Origin: Nilgiris, Southern India
Producer: Tea Studio
Infusion Suggestion: 210 degrees, 4 min
Tasting Notes: Toasted Grains and Coffee
Information: This Japanese inspired tea, made using just the stems of the tea plant, has a strong roasted taste that hearkens to a cup of coffee. This nourishing tea is enjoyed both hot and cold.
This unique tea is made by one of India's first female tea producers -- Muskan Khanna. This tea is part of a series Khanna is making by adapting Japanese and Chinese methods to Indian tea leaves.
Production: The kukicha is a roasted green tea made from only the stems of the plant. After being hand sorted, the stalk goes through a series of machines to be flattened and then roasted. Kukicha has less caffeine than other green teas which results from the roasting process.
Region: The Nilgiri region contain India’s southern most mountains. While the district is only slightly larger than Darjeeling, it produces nearly four times as much tea. The prolific growth can be attributed to the lush tropical climate. Unlike other regions, most of the land is owned by small growers who sell their green leaf to “bought leaf” factories. Nigiri teas are generally known to be less bitter as they contain fewer tannins than most china bush teas.

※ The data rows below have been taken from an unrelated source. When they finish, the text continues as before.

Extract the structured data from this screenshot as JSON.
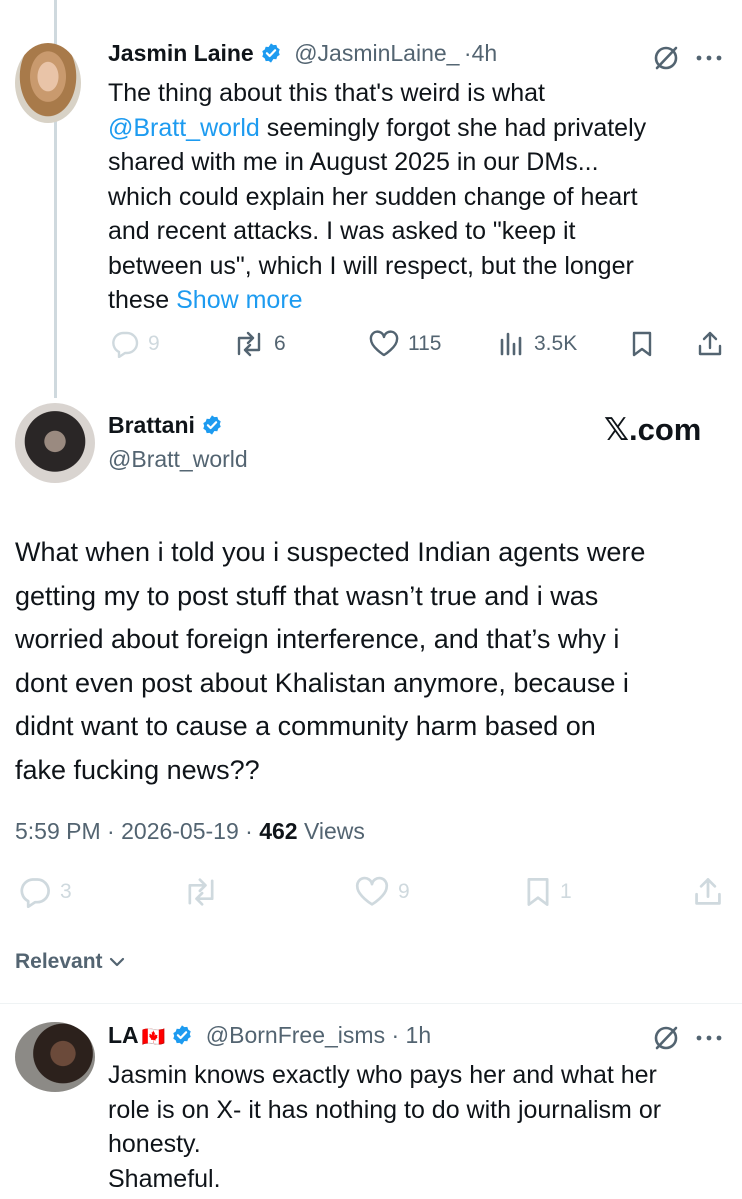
{
  "tweet1": {
    "name": "Jasmin Laine",
    "handle": "@JasminLaine_",
    "sep": "·",
    "time": "4h",
    "line1": "The thing about this that's weird is what",
    "mention": "@Bratt_world",
    "line2_rest": " seemingly forgot she had privately",
    "line3": "shared with me in August 2025 in our DMs...",
    "line4": "which could explain her sudden change of heart",
    "line5": "and recent attacks. I was asked to \"keep it",
    "line6": "between us\", which I will respect, but the longer",
    "line7_start": "these ",
    "show_more": "Show more",
    "replies": "9",
    "reposts": "6",
    "likes": "115",
    "views": "3.5K"
  },
  "quoted": {
    "name": "Brattani",
    "handle": "@Bratt_world",
    "watermark": "𝕏.com",
    "line1": "What when i told you i suspected Indian agents were",
    "line2": "getting my to post stuff that wasn’t true and i was",
    "line3": "worried about foreign interference, and that’s why i",
    "line4": "dont even post about Khalistan anymore, because i",
    "line5": "didnt want to cause a community harm based on",
    "line6": "fake fucking news??",
    "time": "5:59 PM",
    "date": "2026-05-19",
    "views_count": "462",
    "views_label": " Views",
    "replies": "3",
    "likes": "9",
    "bookmarks": "1"
  },
  "filter": {
    "label": "Relevant"
  },
  "tweet2": {
    "name": "LA",
    "flag": "🇨🇦",
    "handle": "@BornFree_isms",
    "time": "1h",
    "line1": "Jasmin knows exactly who pays her and what her",
    "line2": "role is on X-  it has nothing to do with journalism or",
    "line3": "honesty.",
    "line4": "Shameful."
  },
  "colors": {
    "accent": "#1d9bf0",
    "text": "#0f1419",
    "muted": "#536471",
    "faded": "#cfd9de"
  }
}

Growers: Tea Studio is a state of the art processing facility in the Nilgiris run Muskan Khanna. Her father, Indi, has been producing fine Indian teas for decades, however Muskan was interested in incorporating traditional Chinese methods into their production in order to create high quality, one-of-a-kind teas. Under Muskan’s leadership, the factory is currently run and operated exclusively by a team of women – rare for the tea industry. In addition, Tea Studio is also an educational space designed to host groups and teach professionals how to make fine whole leaf teas. Read more about Muskan’s Journey.
Impact: With the creativity and expertise employed at Tea Studio – the breadth and interest of Indian teas continue to expand. Though education and professional development, more small growers will have access to the resources they need to process high quality teas in the specialty tea world. In an industry dominated by middle aged men, Muskan represents a youthful energy and face that will be essential if tea will continue to survive in rural India.